> PROBLEM TO SOLVE
Only lines that contain the word "Configuration" are to be returned from the data below.

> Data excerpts
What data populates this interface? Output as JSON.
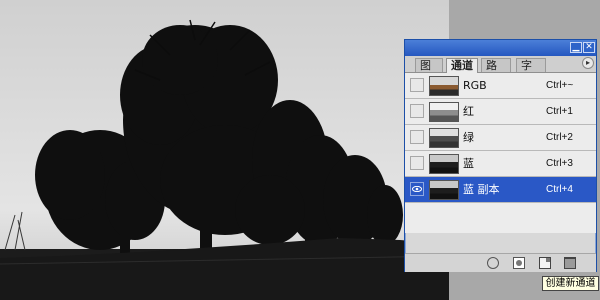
{
  "panel": {
    "tabs": [
      {
        "label": "图层",
        "active": false
      },
      {
        "label": "通道",
        "active": true
      },
      {
        "label": "路径",
        "active": false
      },
      {
        "label": "字符",
        "active": false
      }
    ],
    "menu_arrow": "▸",
    "min_glyph": "▁",
    "close_glyph": "✕",
    "channels": [
      {
        "name": "RGB",
        "shortcut": "Ctrl+~",
        "visible": false,
        "selected": false,
        "thumb": "color"
      },
      {
        "name": "红",
        "shortcut": "Ctrl+1",
        "visible": false,
        "selected": false,
        "thumb": "light"
      },
      {
        "name": "绿",
        "shortcut": "Ctrl+2",
        "visible": false,
        "selected": false,
        "thumb": "mid"
      },
      {
        "name": "蓝",
        "shortcut": "Ctrl+3",
        "visible": false,
        "selected": false,
        "thumb": "dark"
      },
      {
        "name": "蓝 副本",
        "shortcut": "Ctrl+4",
        "visible": true,
        "selected": true,
        "thumb": "dark"
      }
    ],
    "bottom_icons": [
      "load-selection-icon",
      "save-selection-icon",
      "new-channel-icon",
      "trash-icon"
    ]
  },
  "tooltip": {
    "text": "创建新通道"
  },
  "colors": {
    "accent": "#2a58c6",
    "titlebar": "#2557c0",
    "tooltip_bg": "#ffffe1"
  }
}
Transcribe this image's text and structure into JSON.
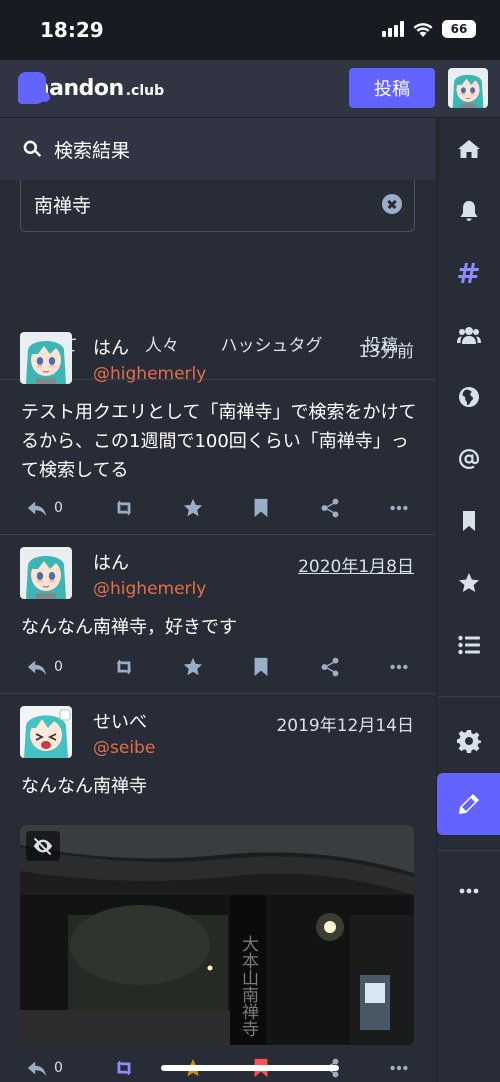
{
  "status_bar": {
    "time": "18:29",
    "battery": "66"
  },
  "app": {
    "logo_text": "handon",
    "logo_tld": ".club",
    "post_button": "投稿"
  },
  "column": {
    "title": "検索結果"
  },
  "search": {
    "value": "南禅寺"
  },
  "tabs": [
    {
      "label": "すべて"
    },
    {
      "label": "人々"
    },
    {
      "label": "ハッシュタグ"
    },
    {
      "label": "投稿"
    }
  ],
  "statuses": [
    {
      "display_name": "はん",
      "account": "@highemerly",
      "time": "13分前",
      "content": "テスト用クエリとして「南禅寺」で検索をかけてるから、この1週間で100回くらい「南禅寺」って検索してる",
      "reply_count": "0"
    },
    {
      "display_name": "はん",
      "account": "@highemerly",
      "time": "2020年1月8日",
      "content": "なんなん南禅寺，好きです",
      "reply_count": "0"
    },
    {
      "display_name": "せいべ",
      "account": "@seibe",
      "time": "2019年12月14日",
      "content": "なんなん南禅寺",
      "reply_count": "0",
      "media_sign": "大本山南禅寺"
    }
  ],
  "nav_icons": [
    "home-icon",
    "bell-icon",
    "hashtag-icon",
    "users-icon",
    "globe-icon",
    "at-icon",
    "bookmark-icon",
    "star-icon",
    "list-icon",
    "gear-icon",
    "pencil-icon",
    "ellipsis-icon"
  ],
  "colors": {
    "accent": "#6364ff",
    "account": "#e2704a",
    "background": "#282c37"
  }
}
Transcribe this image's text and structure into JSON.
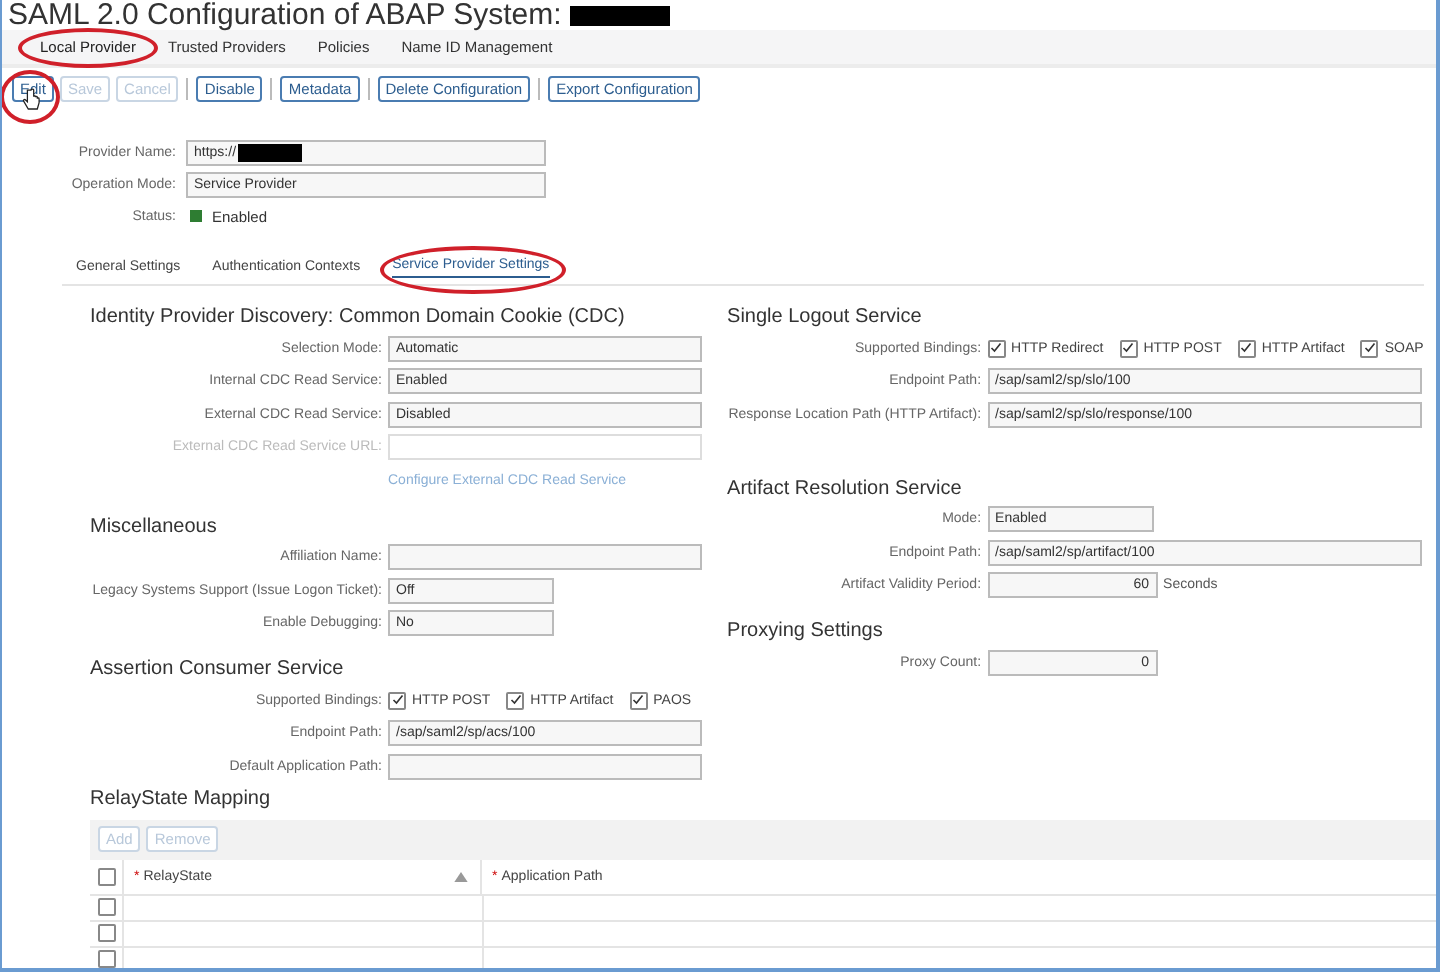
{
  "title": "SAML 2.0 Configuration of ABAP System:",
  "tabs": [
    {
      "label": "Local Provider",
      "selected": true,
      "circled": true
    },
    {
      "label": "Trusted Providers",
      "selected": false,
      "circled": false
    },
    {
      "label": "Policies",
      "selected": false,
      "circled": false
    },
    {
      "label": "Name ID Management",
      "selected": false,
      "circled": false
    }
  ],
  "toolbar": [
    {
      "label": "Edit",
      "disabled": false,
      "circled": true
    },
    {
      "label": "Save",
      "disabled": true,
      "circled": false
    },
    {
      "label": "Cancel",
      "disabled": true,
      "circled": false
    },
    {
      "label": "Disable",
      "disabled": false,
      "circled": false
    },
    {
      "label": "Metadata",
      "disabled": false,
      "circled": false
    },
    {
      "label": "Delete Configuration",
      "disabled": false,
      "circled": false
    },
    {
      "label": "Export Configuration",
      "disabled": false,
      "circled": false
    }
  ],
  "provider": [
    {
      "kind": "field",
      "label": "Provider Name:",
      "value": "https://",
      "redacted": true
    },
    {
      "kind": "field",
      "label": "Operation Mode:",
      "value": "Service Provider",
      "redacted": false
    },
    {
      "kind": "status",
      "label": "Status:",
      "value": "Enabled",
      "color": "#2e7d32"
    }
  ],
  "subtabs": [
    {
      "label": "General Settings",
      "selected": false,
      "circled": false
    },
    {
      "label": "Authentication Contexts",
      "selected": false,
      "circled": false
    },
    {
      "label": "Service Provider Settings",
      "selected": true,
      "circled": true
    }
  ],
  "left_sections": [
    {
      "title": "Identity Provider Discovery: Common Domain Cookie (CDC)",
      "rows": [
        {
          "kind": "field",
          "label": "Selection Mode:",
          "value": "Automatic",
          "disabled": false
        },
        {
          "kind": "field",
          "label": "Internal CDC Read Service:",
          "value": "Enabled",
          "disabled": false
        },
        {
          "kind": "field",
          "label": "External CDC Read Service:",
          "value": "Disabled",
          "disabled": false
        },
        {
          "kind": "field",
          "label": "External CDC Read Service URL:",
          "value": "",
          "disabled": true
        },
        {
          "kind": "link",
          "label": "Configure External CDC Read Service",
          "disabled": true
        }
      ]
    },
    {
      "title": "Miscellaneous",
      "rows": [
        {
          "kind": "field",
          "label": "Affiliation Name:",
          "value": "",
          "disabled": false
        },
        {
          "kind": "short",
          "label": "Legacy Systems Support (Issue Logon Ticket):",
          "value": "Off",
          "disabled": false
        },
        {
          "kind": "short",
          "label": "Enable Debugging:",
          "value": "No",
          "disabled": false
        }
      ]
    },
    {
      "title": "Assertion Consumer Service",
      "rows": [
        {
          "kind": "checks",
          "label": "Supported Bindings:",
          "options": [
            {
              "label": "HTTP POST",
              "checked": true
            },
            {
              "label": "HTTP Artifact",
              "checked": true
            },
            {
              "label": "PAOS",
              "checked": true
            }
          ]
        },
        {
          "kind": "field",
          "label": "Endpoint Path:",
          "value": "/sap/saml2/sp/acs/100",
          "disabled": false
        },
        {
          "kind": "field",
          "label": "Default Application Path:",
          "value": "",
          "disabled": false
        }
      ]
    }
  ],
  "right_sections": [
    {
      "title": "Single Logout Service",
      "rows": [
        {
          "kind": "checks",
          "label": "Supported Bindings:",
          "options": [
            {
              "label": "HTTP Redirect",
              "checked": true
            },
            {
              "label": "HTTP POST",
              "checked": true
            },
            {
              "label": "HTTP Artifact",
              "checked": true
            },
            {
              "label": "SOAP",
              "checked": true
            }
          ]
        },
        {
          "kind": "field",
          "label": "Endpoint Path:",
          "value": "/sap/saml2/sp/slo/100",
          "disabled": false
        },
        {
          "kind": "field",
          "label": "Response Location Path (HTTP Artifact):",
          "value": "/sap/saml2/sp/slo/response/100",
          "disabled": false
        }
      ]
    },
    {
      "title": "Artifact Resolution Service",
      "rows": [
        {
          "kind": "short",
          "label": "Mode:",
          "value": "Enabled",
          "disabled": false
        },
        {
          "kind": "field",
          "label": "Endpoint Path:",
          "value": "/sap/saml2/sp/artifact/100",
          "disabled": false
        },
        {
          "kind": "number",
          "label": "Artifact Validity Period:",
          "value": "60",
          "unit": "Seconds",
          "disabled": false
        }
      ]
    },
    {
      "title": "Proxying Settings",
      "rows": [
        {
          "kind": "number",
          "label": "Proxy Count:",
          "value": "0",
          "disabled": false
        }
      ]
    }
  ],
  "relay": {
    "title": "RelayState Mapping",
    "buttons": [
      {
        "label": "Add",
        "disabled": true
      },
      {
        "label": "Remove",
        "disabled": true
      }
    ],
    "all_checked": false,
    "columns": [
      {
        "mark": "*",
        "label": "RelayState",
        "sortable": true
      },
      {
        "mark": "*",
        "label": "Application Path",
        "sortable": false
      }
    ],
    "rows": [
      {
        "checked": false
      },
      {
        "checked": false
      },
      {
        "checked": false
      }
    ]
  }
}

> SOLUTION FOR THIS TASK
  "title": "SAML 2.0 Configuration of ABAP System:",
      "label": "Delete Configuration",
      "label": "Export Configuration",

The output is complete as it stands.